|Uploaded by||Ray O'Donnell|
The organ of St Agatha's Church was installed by the Dublin firm of J. & H. White, shortly after the completion of the building in 1908. It incorporated casework and pipework from an earlier instrument built by the elder John White around 1860. Originally located in a side chapel at ground level, the organ was moved to the newly constructed gallery in 1947.
The organ has always had good musical qualities, thanks to the excellence of John White's pipes and voicing. Its pneumatic action, which involved so-called membrane chests instead of the traditional slider sounboards, was in its day the very latest thing, and was highly efficient and reliable in the short term. In the long term, however, such actions were found to be impossible to service properly due to the inaccessibility of the many hundreds of delicate leather membranes. By the end of the century the organ had become totally unplayable, and for some years an electronic substitute was used.

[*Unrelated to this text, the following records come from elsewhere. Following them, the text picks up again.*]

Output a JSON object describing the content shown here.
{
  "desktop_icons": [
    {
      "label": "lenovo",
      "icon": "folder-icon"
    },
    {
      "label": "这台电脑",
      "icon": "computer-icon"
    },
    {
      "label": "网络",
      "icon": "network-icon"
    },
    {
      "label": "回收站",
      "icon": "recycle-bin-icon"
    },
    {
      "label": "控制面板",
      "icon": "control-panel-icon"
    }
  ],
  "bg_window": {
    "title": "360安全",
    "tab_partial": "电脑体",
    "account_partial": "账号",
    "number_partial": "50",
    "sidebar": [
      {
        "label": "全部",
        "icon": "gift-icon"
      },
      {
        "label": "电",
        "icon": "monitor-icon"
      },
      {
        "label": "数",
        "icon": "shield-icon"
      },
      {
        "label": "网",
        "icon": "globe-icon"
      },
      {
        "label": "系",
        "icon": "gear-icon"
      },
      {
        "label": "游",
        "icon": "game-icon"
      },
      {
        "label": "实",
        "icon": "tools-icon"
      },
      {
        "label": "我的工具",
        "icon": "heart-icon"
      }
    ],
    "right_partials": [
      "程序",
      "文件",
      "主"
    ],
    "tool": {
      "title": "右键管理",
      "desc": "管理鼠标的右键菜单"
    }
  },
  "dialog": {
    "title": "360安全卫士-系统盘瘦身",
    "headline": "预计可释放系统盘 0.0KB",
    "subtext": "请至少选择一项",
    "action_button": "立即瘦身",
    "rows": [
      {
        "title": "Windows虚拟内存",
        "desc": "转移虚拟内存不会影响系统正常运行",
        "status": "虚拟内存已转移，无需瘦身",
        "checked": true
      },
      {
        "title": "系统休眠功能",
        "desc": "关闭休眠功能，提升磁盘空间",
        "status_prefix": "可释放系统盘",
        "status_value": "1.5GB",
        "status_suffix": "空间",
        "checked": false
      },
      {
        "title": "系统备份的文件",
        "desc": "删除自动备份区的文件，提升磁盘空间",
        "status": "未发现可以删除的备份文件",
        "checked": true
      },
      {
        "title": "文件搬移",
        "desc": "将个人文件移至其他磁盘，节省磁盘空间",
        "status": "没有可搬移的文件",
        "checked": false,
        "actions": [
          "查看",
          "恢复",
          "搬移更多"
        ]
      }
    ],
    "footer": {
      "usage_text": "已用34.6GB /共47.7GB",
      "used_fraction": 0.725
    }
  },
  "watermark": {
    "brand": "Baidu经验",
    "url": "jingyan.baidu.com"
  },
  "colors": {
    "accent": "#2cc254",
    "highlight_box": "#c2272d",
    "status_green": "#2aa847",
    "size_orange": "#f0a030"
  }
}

The recent restoration and rebuilding of the organ have involved the painstaking repair and restoration of the original bellows, swellbox, casework and pipes. In addition, the organ was moved forward by some four feet, mainly to improve maintenance access, but with obvious benefit to its visual and tonal effect. The unserviceable pneumatic chests and action have been replaced with new, electrically operated slider soundboards, and a new drawstop console has been provided. The specification has been completed by the addition of some hundreds of new pipes, carefully scaled and voiced to complement and integrate with the original White pipework.
This information was supplied by Trevor Crowe.